With the clocks set to “fall back” this Sunday, we compiled a list of tips for parents to help their kids cope with the daylight savings time change.
At some point or another, your kids will want to be more involved with dressing themselves. It isn’t because you have bad taste, but rather, your kids are growing up. Wanting control over what they wear is inevitable and good as it helps kids express their individuality and independence. Here are some tips for helping your kids get dressed.
Wait, what? Letting your kids dress themselves doesn’t mean relinquishing full control. However, you may run into a tantrum or two if you simply pick their options for them. Make it a collaborative effort. When your child picks their clothes, make gentle suggestions. If you think something would look better than what they’ve selected, don’t simply say “that looks bad,” but give them an alternative.

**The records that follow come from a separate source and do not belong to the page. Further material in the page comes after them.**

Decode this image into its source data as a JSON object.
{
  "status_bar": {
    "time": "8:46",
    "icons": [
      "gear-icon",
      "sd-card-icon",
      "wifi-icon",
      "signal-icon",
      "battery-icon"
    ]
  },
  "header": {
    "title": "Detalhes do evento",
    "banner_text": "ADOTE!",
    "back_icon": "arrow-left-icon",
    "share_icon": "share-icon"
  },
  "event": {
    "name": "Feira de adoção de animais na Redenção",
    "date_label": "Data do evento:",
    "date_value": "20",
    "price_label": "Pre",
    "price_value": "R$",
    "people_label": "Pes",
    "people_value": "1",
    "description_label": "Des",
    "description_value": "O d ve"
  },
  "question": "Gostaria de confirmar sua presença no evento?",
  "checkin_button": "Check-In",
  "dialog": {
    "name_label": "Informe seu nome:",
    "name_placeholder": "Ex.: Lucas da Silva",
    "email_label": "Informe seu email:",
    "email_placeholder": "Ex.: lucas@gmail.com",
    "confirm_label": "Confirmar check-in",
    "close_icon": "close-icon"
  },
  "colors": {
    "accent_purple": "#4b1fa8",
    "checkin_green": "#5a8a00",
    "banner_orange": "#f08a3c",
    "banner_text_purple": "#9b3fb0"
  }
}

If you’re not a fan of the sweater they’ve chosen, provide an alternative. They may make some odd choices, but part of growing up is also learning what works and what doesn’t, so don’t rob them of that lesson.
Trial and Error
A lot of the time, kids will make some questionable choices. They’ll pick costumes over practical options suitable for the existing weather conditions, etc. Chances are if you tet them (briefly) wear the light clothes in freezing weather once and they won’t do it twice.This may send you into a tizzy but sometimes you just have to let them look a little foolish, to drive those lessons home.
A lot of the first couple tries of kids dressing themselves may end badly. They might not take to your suggestions. They may pick ridiculous options that you can’t accept (like a bathing suit in the winter for example), the possibilities are endless. Eventually, they’ll get the hang of it, so be patient and embrace the process.
There are certain instances where there might be a dress code or different cultural/social rules that don’t have a lot of flexibility. For instance, your kids may be required to wear cultural garb, or there might be an event like a wedding where there is a dress code, or perhaps your kids attend a school with a uniform. These scenarios can be tough as there is not a lot of flexibility in what your kids can wear, so how can you help them stand out?
You can always help them stand out by letting them pick their own accessories, like socks or a bag or a hat. It is a small gesture that goes a long way. Though it may not feel like a lot of choice at first, being able to pick something will make them feel like they had some part in getting dressed.